Zalando tackles returns with annoyingly oversized tag

Zalando may have found a new trick to limit the number of returns: an oversized tag should prevent people from wearing the clothes and then sending them back. Returns will only be accepted if the tag is still attached.

 

'Wardrobing' is a real problem

Major e-commerce companies are notoriously relaxed in their return policies: they want to create good will in their customers and convince them of the ease of online shopping. That is why they seem to accept and pay back almost all returned items without question.

 

Some consumers take advantage of that. In the fashion industry, this is called 'wardrobing': wearing an outfit to one or more events and then sending it back. Used returns are a considerable problem in e-commerce, not only for Zalando but also in other branches like for example Dutch Bol.com, as was recently shown in an undercover report.

 

“Do not remove this tag”

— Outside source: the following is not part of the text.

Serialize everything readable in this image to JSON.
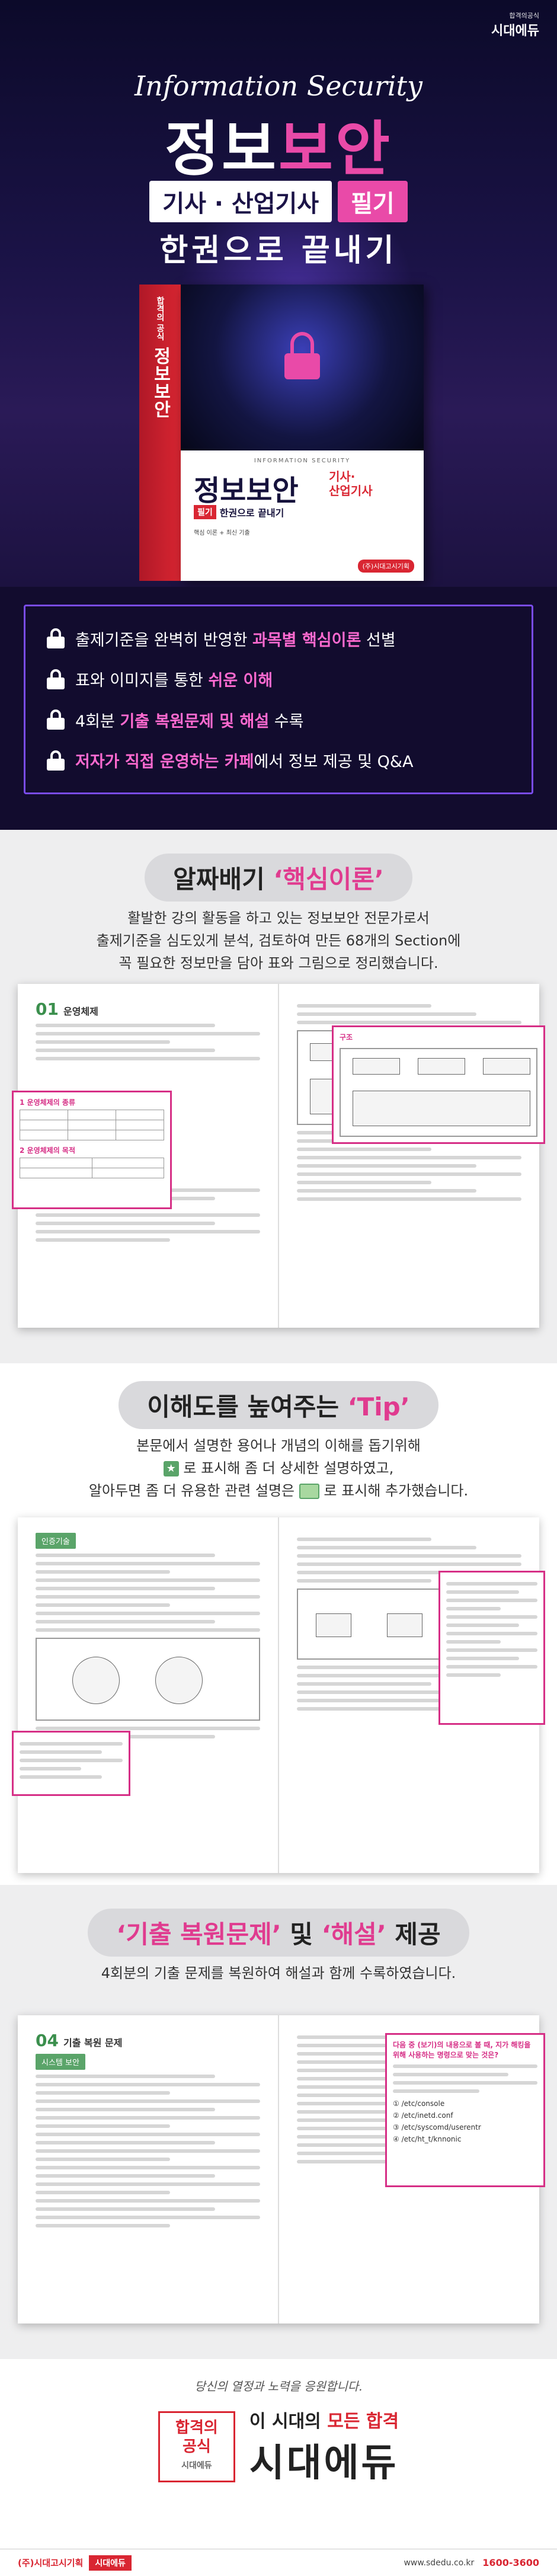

Zalando has found a new solution to this now: a tag of 10 by 15 cm, stating "do not remove this tag" in large letters, warning that items cannot be exchanged without it attached. It is unclear whether Zalando will be using the tag for all of its items. The tag is likely mostly intended for more expensive items that can be used for wardrobing.

 

"Zalando is under pressure and is looking for new, subtle ways to boost its profit margin. These oversized tags are one such measure. They also opened some physical stores in Germany to get rid of overstock," Jorg Snoeck (RetailDetail founder and co-author of The Future of Shopping) explains in Belgian newspaper HLN. 

 

Paying for delivery and returns? 

The German fashion platform has been feeling the pressure to finally make a sustainable profit. Zalando has been struggling with high costs, but the returns are an essential part of that. The company admits to a return percentage of 50%, but Snoeck believes that figure is actually even higher, being completely unsustainable in the long run.

 

"The next step could be to make people pay for returns," says Snoeck. Or for the delivery itself: in Italy, Zalando has been experimenting with delivery costs for orders below 24.90 euros. "Zalando is testing those tactics on a small scale and if they seem to be working, they will be rolled out in other places. It is possible that we too will have to pay to receive or send back orders in the future."